--- THE INPUT Enclosed Below ---

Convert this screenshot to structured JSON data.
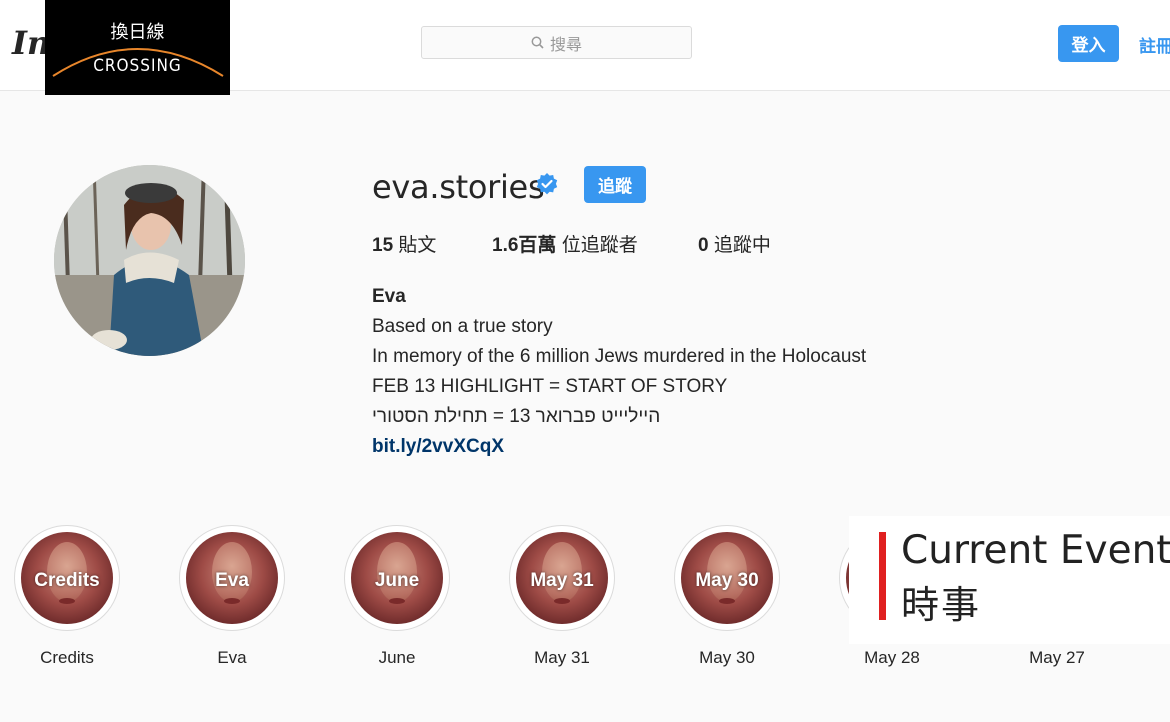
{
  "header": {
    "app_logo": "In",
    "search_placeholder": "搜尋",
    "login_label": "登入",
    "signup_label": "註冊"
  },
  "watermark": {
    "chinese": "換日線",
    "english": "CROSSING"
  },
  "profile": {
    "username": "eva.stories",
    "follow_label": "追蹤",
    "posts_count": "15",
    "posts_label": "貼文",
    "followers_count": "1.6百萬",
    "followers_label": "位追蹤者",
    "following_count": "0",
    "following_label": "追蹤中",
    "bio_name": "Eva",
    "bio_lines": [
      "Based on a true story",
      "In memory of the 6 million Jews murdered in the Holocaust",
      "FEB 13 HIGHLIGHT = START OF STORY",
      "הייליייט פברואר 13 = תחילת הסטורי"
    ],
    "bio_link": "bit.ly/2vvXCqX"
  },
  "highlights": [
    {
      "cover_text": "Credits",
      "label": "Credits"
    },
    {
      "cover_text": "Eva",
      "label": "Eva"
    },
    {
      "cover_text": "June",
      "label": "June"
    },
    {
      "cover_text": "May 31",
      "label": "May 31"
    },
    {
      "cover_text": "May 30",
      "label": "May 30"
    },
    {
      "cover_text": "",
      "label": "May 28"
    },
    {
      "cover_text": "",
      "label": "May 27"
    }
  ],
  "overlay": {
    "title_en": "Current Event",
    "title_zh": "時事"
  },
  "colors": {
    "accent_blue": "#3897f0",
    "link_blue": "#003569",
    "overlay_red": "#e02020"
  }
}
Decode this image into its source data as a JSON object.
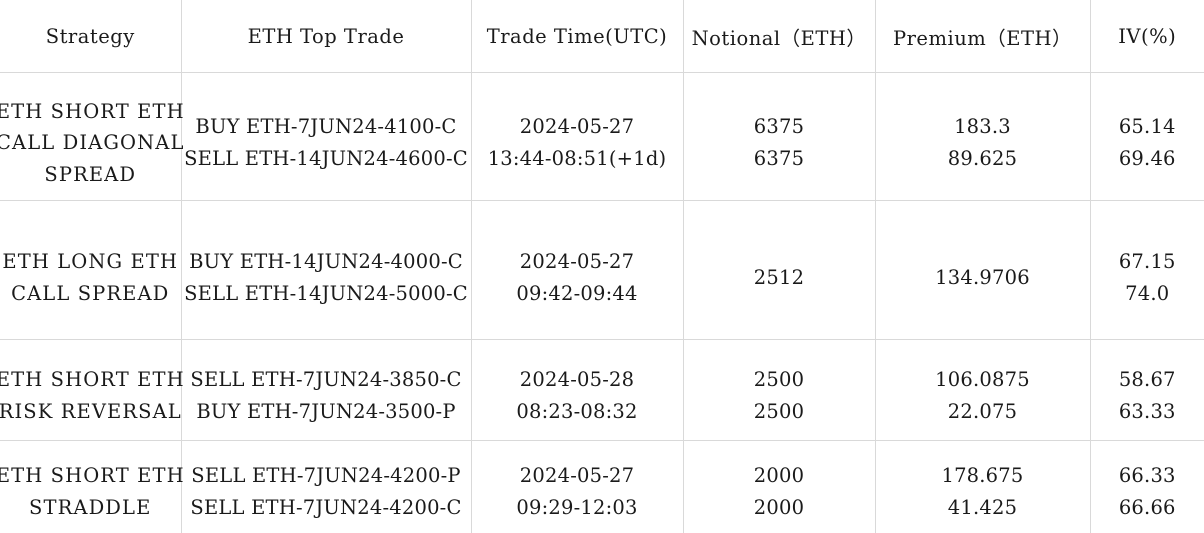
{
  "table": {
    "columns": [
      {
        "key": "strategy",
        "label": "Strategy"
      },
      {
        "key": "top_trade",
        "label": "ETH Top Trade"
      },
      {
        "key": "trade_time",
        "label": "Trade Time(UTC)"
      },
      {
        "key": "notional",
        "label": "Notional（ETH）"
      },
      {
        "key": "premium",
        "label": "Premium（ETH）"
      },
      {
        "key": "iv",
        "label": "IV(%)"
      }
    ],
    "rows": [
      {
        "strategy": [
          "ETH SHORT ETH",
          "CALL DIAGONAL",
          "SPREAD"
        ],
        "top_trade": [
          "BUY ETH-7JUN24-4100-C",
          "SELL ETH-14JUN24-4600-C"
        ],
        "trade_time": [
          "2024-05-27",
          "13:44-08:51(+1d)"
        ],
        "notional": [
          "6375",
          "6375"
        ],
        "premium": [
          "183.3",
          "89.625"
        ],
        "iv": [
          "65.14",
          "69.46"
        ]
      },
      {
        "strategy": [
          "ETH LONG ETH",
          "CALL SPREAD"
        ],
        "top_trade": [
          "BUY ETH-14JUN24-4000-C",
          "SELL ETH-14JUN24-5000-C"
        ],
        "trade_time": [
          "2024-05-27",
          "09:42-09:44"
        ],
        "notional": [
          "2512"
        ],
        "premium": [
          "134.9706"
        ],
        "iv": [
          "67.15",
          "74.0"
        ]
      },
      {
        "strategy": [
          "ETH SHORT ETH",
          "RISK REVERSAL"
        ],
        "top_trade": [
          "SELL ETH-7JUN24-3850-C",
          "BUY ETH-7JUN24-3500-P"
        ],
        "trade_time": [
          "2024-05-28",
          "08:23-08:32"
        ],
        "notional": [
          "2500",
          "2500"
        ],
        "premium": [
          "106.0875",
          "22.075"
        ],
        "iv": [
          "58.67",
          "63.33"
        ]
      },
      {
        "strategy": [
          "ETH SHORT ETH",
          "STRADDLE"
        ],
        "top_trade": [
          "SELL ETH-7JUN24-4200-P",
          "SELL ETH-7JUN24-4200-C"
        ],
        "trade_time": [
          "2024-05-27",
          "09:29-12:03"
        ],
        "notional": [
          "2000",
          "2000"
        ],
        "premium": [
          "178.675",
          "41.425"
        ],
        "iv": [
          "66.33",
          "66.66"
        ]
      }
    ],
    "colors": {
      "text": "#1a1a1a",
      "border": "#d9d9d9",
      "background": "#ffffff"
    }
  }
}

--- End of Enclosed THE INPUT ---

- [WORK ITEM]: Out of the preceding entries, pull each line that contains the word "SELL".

- [EXPECTED OUTPUT]:
          "SELL ETH-14JUN24-4600-C"
          "SELL ETH-14JUN24-5000-C"
          "SELL ETH-7JUN24-3850-C",
          "SELL ETH-7JUN24-4200-P",
          "SELL ETH-7JUN24-4200-C"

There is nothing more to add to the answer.